### WORK REQUIRED
Reproduce the listing exactly, with no pictures in your copy.

-*-*-

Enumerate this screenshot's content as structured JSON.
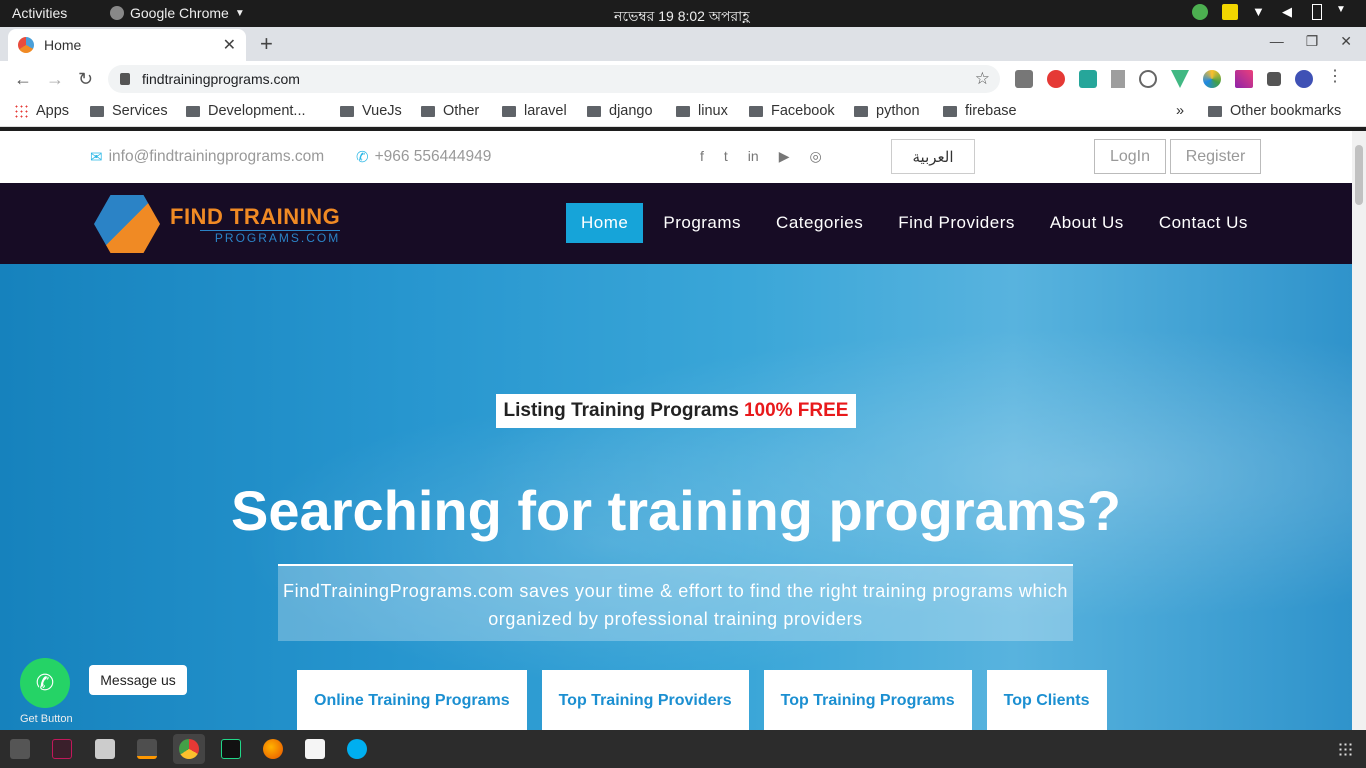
{
  "topbar": {
    "activities": "Activities",
    "app_name": "Google Chrome",
    "clock": "নভেম্বর 19  8:02 অপরাহ্ণ"
  },
  "browser": {
    "tab_title": "Home",
    "url": "findtrainingprograms.com",
    "bookmarks": [
      "Apps",
      "Services",
      "Development...",
      "VueJs",
      "Other",
      "laravel",
      "django",
      "linux",
      "Facebook",
      "python",
      "firebase"
    ],
    "more": "»",
    "other_bookmarks": "Other bookmarks"
  },
  "info": {
    "email": "info@findtrainingprograms.com",
    "phone": "+966 556444949",
    "language_button": "العربية",
    "login": "LogIn",
    "register": "Register"
  },
  "social_icons": [
    "facebook-icon",
    "twitter-icon",
    "linkedin-icon",
    "youtube-icon",
    "instagram-icon"
  ],
  "logo": {
    "line1": "FIND TRAINING",
    "line2": "PROGRAMS.COM"
  },
  "nav": {
    "items": [
      "Home",
      "Programs",
      "Categories",
      "Find Providers",
      "About Us",
      "Contact Us"
    ],
    "active": "Home"
  },
  "hero": {
    "tagline": "Listing Training Programs",
    "tagline_highlight": "100% FREE",
    "headline": "Searching for training programs?",
    "subtext": "FindTrainingPrograms.com saves your time & effort to find the right training programs which organized by professional training providers",
    "buttons": [
      "Online Training Programs",
      "Top Training Providers",
      "Top Training Programs",
      "Top Clients"
    ]
  },
  "whatsapp": {
    "bubble": "Message us",
    "label": "Get Button"
  },
  "colors": {
    "nav_bg": "#170c25",
    "accent": "#16a4d9",
    "brand_orange": "#f08a24",
    "brand_blue": "#2b83c6",
    "free_red": "#e8191b",
    "whatsapp_green": "#25d366"
  }
}
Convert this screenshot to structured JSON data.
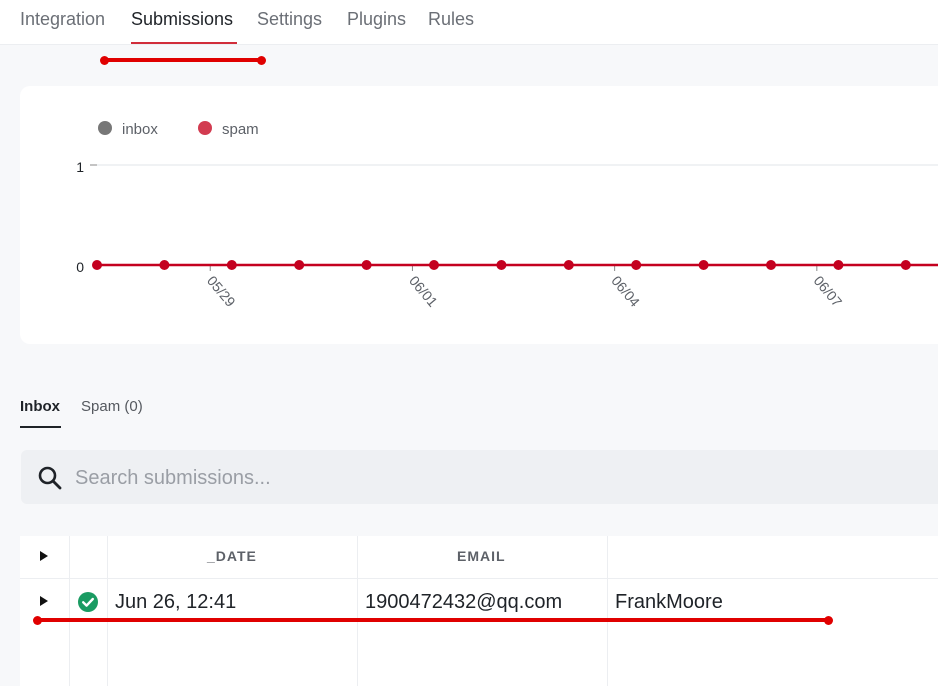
{
  "nav": {
    "tabs": [
      {
        "label": "Integration"
      },
      {
        "label": "Submissions"
      },
      {
        "label": "Settings"
      },
      {
        "label": "Plugins"
      },
      {
        "label": "Rules"
      }
    ],
    "active": "Submissions"
  },
  "chart_data": {
    "type": "line",
    "legend": [
      "inbox",
      "spam"
    ],
    "legend_position": "top-left",
    "x_ticks": [
      "05/29",
      "06/01",
      "06/04",
      "06/07"
    ],
    "y_ticks": [
      "0",
      "1"
    ],
    "ylim": [
      0,
      1
    ],
    "grid": true,
    "colors": {
      "inbox": "#777777",
      "spam": "#d23b50",
      "line": "#c4001f"
    },
    "series": [
      {
        "name": "inbox",
        "values": [
          0,
          0,
          0,
          0,
          0,
          0,
          0,
          0,
          0,
          0,
          0,
          0,
          0,
          0
        ]
      },
      {
        "name": "spam",
        "values": [
          0,
          0,
          0,
          0,
          0,
          0,
          0,
          0,
          0,
          0,
          0,
          0,
          0,
          0
        ]
      }
    ]
  },
  "subtabs": {
    "inbox": "Inbox",
    "spam": "Spam (0)"
  },
  "search": {
    "placeholder": "Search submissions..."
  },
  "table": {
    "columns": [
      "_DATE",
      "EMAIL"
    ],
    "rows": [
      {
        "date": "Jun 26, 12:41",
        "email": "1900472432@qq.com",
        "name": "FrankMoore"
      }
    ]
  }
}
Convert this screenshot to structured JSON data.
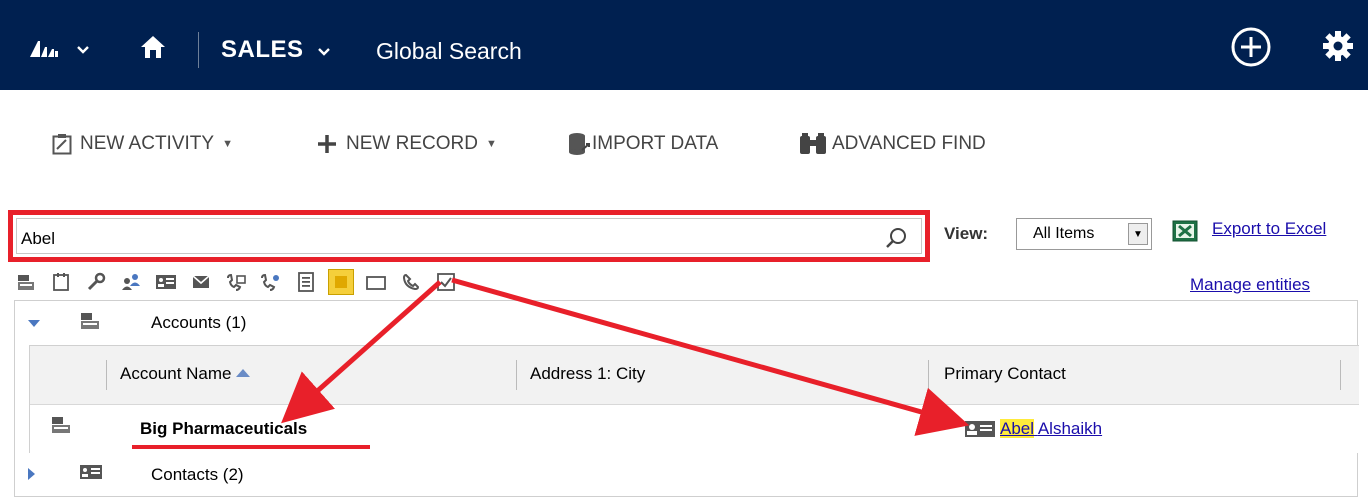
{
  "nav": {
    "module": "SALES",
    "page_title": "Global Search"
  },
  "commands": {
    "new_activity": "NEW ACTIVITY",
    "new_record": "NEW RECORD",
    "import_data": "IMPORT DATA",
    "advanced_find": "ADVANCED FIND"
  },
  "search": {
    "value": "Abel"
  },
  "view": {
    "label": "View:",
    "selected": "All Items"
  },
  "links": {
    "export": "Export to Excel",
    "manage": "Manage entities"
  },
  "groups": [
    {
      "name": "Accounts (1)",
      "expanded": true,
      "columns": [
        "Account Name",
        "Address 1: City",
        "Primary Contact"
      ],
      "sort_column": "Account Name",
      "rows": [
        {
          "account_name": "Big Pharmaceuticals",
          "city": "",
          "primary_contact_highlight": "Abel",
          "primary_contact_rest": "Alshaikh"
        }
      ]
    },
    {
      "name": "Contacts (2)",
      "expanded": false
    }
  ],
  "colors": {
    "nav_bg": "#002050",
    "annotation_red": "#e8202a",
    "link_blue": "#1a0dab",
    "highlight_yellow": "#ffeb3b"
  }
}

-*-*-

### EXERCISE RESPONSE
Enumerate this screenshot's content as structured JSON.
{
  "topbar": {
    "activities": "Activities",
    "app_name": "Google Chrome",
    "clock": "নভেম্বর 19  8:02 অপরাহ্ণ"
  },
  "browser": {
    "tab_title": "Home",
    "url": "findtrainingprograms.com",
    "bookmarks": [
      "Apps",
      "Services",
      "Development...",
      "VueJs",
      "Other",
      "laravel",
      "django",
      "linux",
      "Facebook",
      "python",
      "firebase"
    ],
    "more": "»",
    "other_bookmarks": "Other bookmarks"
  },
  "info": {
    "email": "info@findtrainingprograms.com",
    "phone": "+966 556444949",
    "language_button": "العربية",
    "login": "LogIn",
    "register": "Register"
  },
  "social_icons": [
    "facebook-icon",
    "twitter-icon",
    "linkedin-icon",
    "youtube-icon",
    "instagram-icon"
  ],
  "logo": {
    "line1": "FIND TRAINING",
    "line2": "PROGRAMS.COM"
  },
  "nav": {
    "items": [
      "Home",
      "Programs",
      "Categories",
      "Find Providers",
      "About Us",
      "Contact Us"
    ],
    "active": "Home"
  },
  "hero": {
    "tagline": "Listing Training Programs",
    "tagline_highlight": "100% FREE",
    "headline": "Searching for training programs?",
    "subtext": "FindTrainingPrograms.com saves your time & effort to find the right training programs which organized by professional training providers",
    "buttons": [
      "Online Training Programs",
      "Top Training Providers",
      "Top Training Programs",
      "Top Clients"
    ]
  },
  "whatsapp": {
    "bubble": "Message us",
    "label": "Get Button"
  },
  "colors": {
    "nav_bg": "#170c25",
    "accent": "#16a4d9",
    "brand_orange": "#f08a24",
    "brand_blue": "#2b83c6",
    "free_red": "#e8191b",
    "whatsapp_green": "#25d366"
  }
}
Convert this screenshot to structured JSON data.
{
  "nav": {
    "tabs": [
      {
        "label": "Integration"
      },
      {
        "label": "Submissions"
      },
      {
        "label": "Settings"
      },
      {
        "label": "Plugins"
      },
      {
        "label": "Rules"
      }
    ],
    "active": "Submissions"
  },
  "chart_data": {
    "type": "line",
    "legend": [
      "inbox",
      "spam"
    ],
    "legend_position": "top-left",
    "x_ticks": [
      "05/29",
      "06/01",
      "06/04",
      "06/07"
    ],
    "y_ticks": [
      "0",
      "1"
    ],
    "ylim": [
      0,
      1
    ],
    "grid": true,
    "colors": {
      "inbox": "#777777",
      "spam": "#d23b50",
      "line": "#c4001f"
    },
    "series": [
      {
        "name": "inbox",
        "values": [
          0,
          0,
          0,
          0,
          0,
          0,
          0,
          0,
          0,
          0,
          0,
          0,
          0,
          0
        ]
      },
      {
        "name": "spam",
        "values": [
          0,
          0,
          0,
          0,
          0,
          0,
          0,
          0,
          0,
          0,
          0,
          0,
          0,
          0
        ]
      }
    ]
  },
  "subtabs": {
    "inbox": "Inbox",
    "spam": "Spam (0)"
  },
  "search": {
    "placeholder": "Search submissions..."
  },
  "table": {
    "columns": [
      "_DATE",
      "EMAIL"
    ],
    "rows": [
      {
        "date": "Jun 26, 12:41",
        "email": "1900472432@qq.com",
        "name": "FrankMoore"
      }
    ]
  }
}
Convert this screenshot to structured JSON data.
{
  "nav": {
    "module": "SALES",
    "page_title": "Global Search"
  },
  "commands": {
    "new_activity": "NEW ACTIVITY",
    "new_record": "NEW RECORD",
    "import_data": "IMPORT DATA",
    "advanced_find": "ADVANCED FIND"
  },
  "search": {
    "value": "Abel"
  },
  "view": {
    "label": "View:",
    "selected": "All Items"
  },
  "links": {
    "export": "Export to Excel",
    "manage": "Manage entities"
  },
  "groups": [
    {
      "name": "Accounts (1)",
      "expanded": true,
      "columns": [
        "Account Name",
        "Address 1: City",
        "Primary Contact"
      ],
      "sort_column": "Account Name",
      "rows": [
        {
          "account_name": "Big Pharmaceuticals",
          "city": "",
          "primary_contact_highlight": "Abel",
          "primary_contact_rest": "Alshaikh"
        }
      ]
    },
    {
      "name": "Contacts (2)",
      "expanded": false
    }
  ],
  "colors": {
    "nav_bg": "#002050",
    "annotation_red": "#e8202a",
    "link_blue": "#1a0dab",
    "highlight_yellow": "#ffeb3b"
  }
}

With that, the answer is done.